If every event of police abuse were reported in the newspapers, there would be much less abuse of power. Of course, all law enforcement investigations routinely clear their own. It is the jury that gets to the truth.
Why aren't the police recording every single stop with a small audio/video device attached to their uniforms? How very little would law officers get away with in their version of their story spin?
A $65,000 settlement for Margaret Foltz is a pittance for what she has gone through since 2006. At least Largo police Officer Justin Martens moved out of Pinellas and no longer can cause abuse here.
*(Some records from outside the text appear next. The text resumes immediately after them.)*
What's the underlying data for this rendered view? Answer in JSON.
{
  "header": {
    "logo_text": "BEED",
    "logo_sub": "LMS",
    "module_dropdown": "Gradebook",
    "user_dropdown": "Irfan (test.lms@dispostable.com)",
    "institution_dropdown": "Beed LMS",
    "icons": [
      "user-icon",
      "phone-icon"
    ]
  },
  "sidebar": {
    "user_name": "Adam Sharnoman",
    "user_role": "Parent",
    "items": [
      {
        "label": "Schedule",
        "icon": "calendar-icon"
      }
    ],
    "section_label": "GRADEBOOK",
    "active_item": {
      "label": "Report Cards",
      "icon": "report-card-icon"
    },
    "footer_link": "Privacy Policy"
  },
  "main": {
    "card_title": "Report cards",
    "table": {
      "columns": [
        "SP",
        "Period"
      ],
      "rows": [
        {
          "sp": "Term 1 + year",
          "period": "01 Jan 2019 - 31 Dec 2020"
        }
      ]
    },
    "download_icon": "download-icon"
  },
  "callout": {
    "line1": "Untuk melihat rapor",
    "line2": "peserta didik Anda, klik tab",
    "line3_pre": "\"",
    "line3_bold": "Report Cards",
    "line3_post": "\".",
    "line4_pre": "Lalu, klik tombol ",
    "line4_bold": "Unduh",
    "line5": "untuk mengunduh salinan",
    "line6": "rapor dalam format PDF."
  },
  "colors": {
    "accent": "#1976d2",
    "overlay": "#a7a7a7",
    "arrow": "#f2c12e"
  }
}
Now if Pinellas could just clear out all the others that routinely abuse their powers with the badge, it would be a safer place to live for the citizens.
I know — I am now living her story and suffer post-traumatic stress disorder from abuse at the hands of law enforcement during my first and last arrest at age 60. I was and still am a law-abiding citizen trashed by the law enforcers.
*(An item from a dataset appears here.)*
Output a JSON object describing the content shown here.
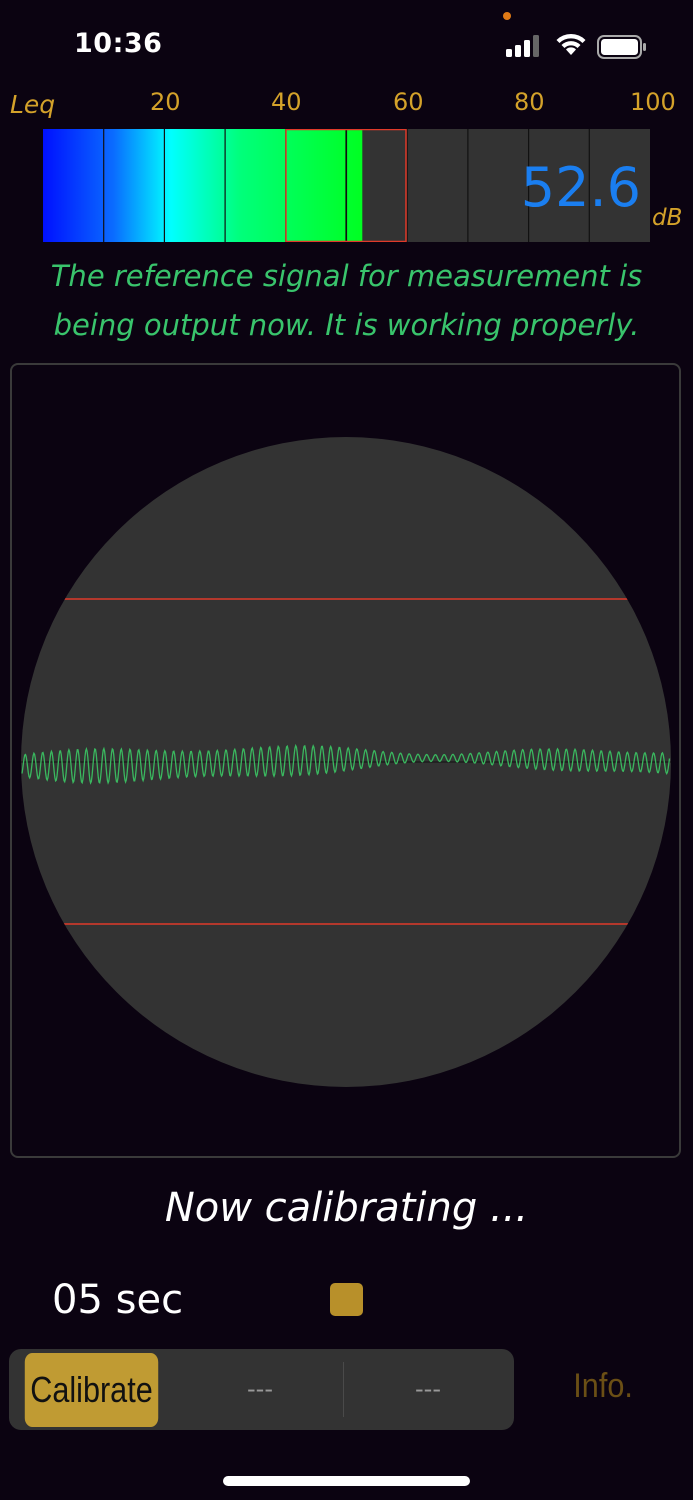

Frances Bonnie Hoelper, Largo
Re: Start small, think big with transit
Short-, long-term transit options exist
Yes, we do need to upgrade our regional transit system. Yes, we do need to get beyond buses and single-occupant cars. Yes, there is a way to start this transition that the powers that be do not address!
It was the money issue that was the cause of the tax referendum for light rail in Hillsborough, along with the quashing of the high-speed rail line to Orlando. In the midst of all that fighting, other regions used their stimulus funds to upgrade their existing Amtrak lines, thus enabling the present fleet to achieve 110 mph, at a fraction of the cost of a new rail line. Many regions are vying for potential streetcar grants today, a line that would serve Pinellas County and the region well by getting locals and visitors to the gulf beaches and back in true style. Water taxi systems in San Francisco and New York continue to prove that boats are a viable form of municipal transit.
Those are short-term projects that can be accomplished without tax increases. A long-term project should involve all of Central Florida with a high-speed monorail to whisk us all from the gulf to the Atlantic as the Chinese do with their highly successful maglev monorail in Shanghai.
At-grade trains are dangerous and expensive. The Times just printed a picture of a major train derailment near Chicago. Chicagoland is synonymous with trains so if major accidents happen there, I certainly don't want to support installing at-grade trains in an already congested Tampa Bay.
Rand Moorhead, St. Petersburg
Re: Taxpayers will pay for mayor's trip to Japan, story, Nov. 8
Story on mayor's travel wasn't fair
I was disappointed in this recent article in the paper. If your reporter had delved a little bit deeper into the subject matter, he would have discovered that all previous trips by our mayors out of the country (Ulrich, Fischer, Baker, etc.) were paid with city taxpayer dollars — to Japan, Russia, Canada and numerous conferences and conventions in the United States.
If their spouse wanted to attend too, the mayors personally paid for their travel expenses.
This has been the city's travel expense policy for years and years. Let's play fair and tell the whole story.
Bonnie Douglass, St. Petersburg
Re: School rezoning
Let students build portables at PTEC
More than 20 years ago when I was starting my teaching career with Pinellas County, I went on a required field trip that showed different types of schools in the area. One of the most interesting was PTEC, which had many wonderful programs.
When visiting the carpentry program, I saw the students making the portable classrooms for other schools in the district. I remember thinking how thrifty this was. The carpentry students got the experience, and the county saved money by having them built at the school.
I was surprised to read in the article on school zoning that the portables are now being rented at a price that seems very high. Why are the portables not being made at PTEC or other technical programs?
Mary Beth Gillingham, Clearwater